Re Publica. He appears to have overlooked the fact that Plato’s Laws was in no sense a sequel to his Republic; at any rate his own plan made such a relation between his two treatises necessary. He has imitated Plato1 in placing the assumed date of the Laws in a later age than that of his previous work, in making himself the chief character, throwing off the mask of Scipio, as Plato did that of Socrates, in the number present, in the peripatetic character of the dialogue and the harmony of scene with subject, and in the fact that the conversation occupies a long (perhaps the longest) summer day. Cicero’s departure from his custom of introducing his dialogues with a preface in his own person2 may also be due to Plato’s example.3
The source for the contents of Book I is much disputed. One view is that this book contains practically the same material as De Re Publica III, and that its source is therefore the same—Panaetius.4 Other scholars favour the Academic philosopher Antiochus of Ascalon as the main source.5 Our slight knowledge of the distinguishing characteristics

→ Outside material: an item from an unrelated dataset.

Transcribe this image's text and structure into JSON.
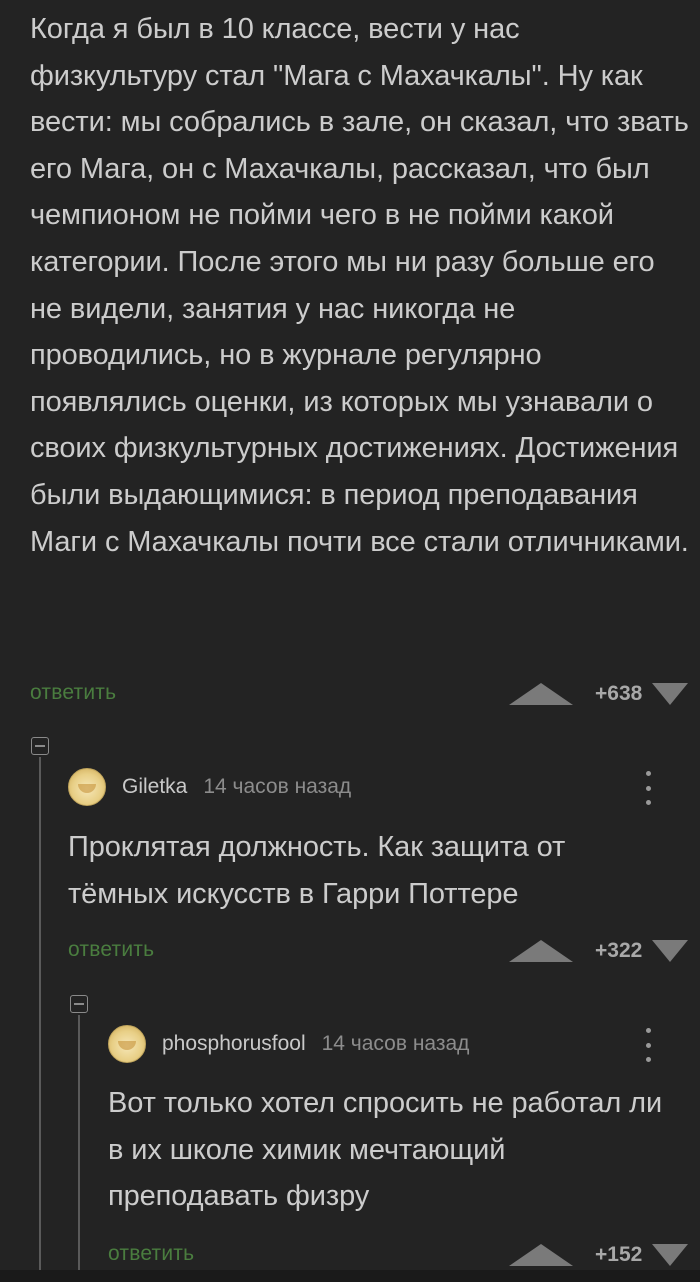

- 1Compare R. Hirzel, Der Dialog, Leipzig, 1895, I, pp. 473–6.
- 2Ep. ad Att. IV, 16, 2.
- 3Plato’s Republic has a preface, whilst his Laws is so arranged as to make one superfluous; exactly the same thing is true of the corresponding works of Cicero.
- 4A. Schmekel, Die Philosophie der mittleren Stoa, Berlin, 1892, pp. 47–63; Ioh. Galbiatius (=G. Galbiati), De fontibus M. Tullii Ciceronis librorum qui mansuerunt de re publica et de legibus quaestiones, Milan, 1916, pp. 364–97.
- 5R. Hoyer, De Antiocho Ascalonita, Bonn, 1883, p. 15; R. Reitzenstein, op. cit., p. 25; A. Laudien, Die Composition und Quelle von Ciceros I Buck der Gesetze, Hermes XLVI (1911), pp. 108 ff.
of these philosophers makes a decision impossible; in fact we can by no means be certain that Cicero used a single Greek source for the whole argument.1
In the second and third books there is, of course, less question of Greek sources for any large part of the contents;2 Roman law and the works of the Roman jurists3 are the sources for the greater part of what is not original.
The work’s greatest claim to our interest is the fact that it contains so much concrete information about Cicero’s political ideals. While the De Re Publica and the first book of the De Legibus are general and philosophical, the second and third books of the latter treatise provide us with what would at present be called an actual constitution for an ideal State, with a detailed commentary on many of its provisions; this constitution, though based in general upon the actual law and custom of Rome, contains a considerable amount of original material.4
- 1A. Loercher, Jahresbericht der Klass. Alt. 162 (1913), pp. 129–34, believes that only §§ 22–32 come directly from a single Greek source, and that this passage was taken from Chrysippus.
- 2But compare De Leg. III, 13–14; F. Boesch, De XII Tabularum Lege a Graecis petita, Goettingen, 1893, pp. 16 ff.; T. Boegel, Inhalt und Zerlegung des zweiten Buchcs von Cicero de Legibus, Kreuzberg, 1907, pp. 12 ff. See also A. Loercher, op. cit., pp. 134–44.
- 3Compare De Leg. II, 49.
- 4Compare C. W. Keyes, Original Elements in Cicero’s Ideal Constitution, Amer. Jour. of Philol. XIII (1921), pp. 309–23.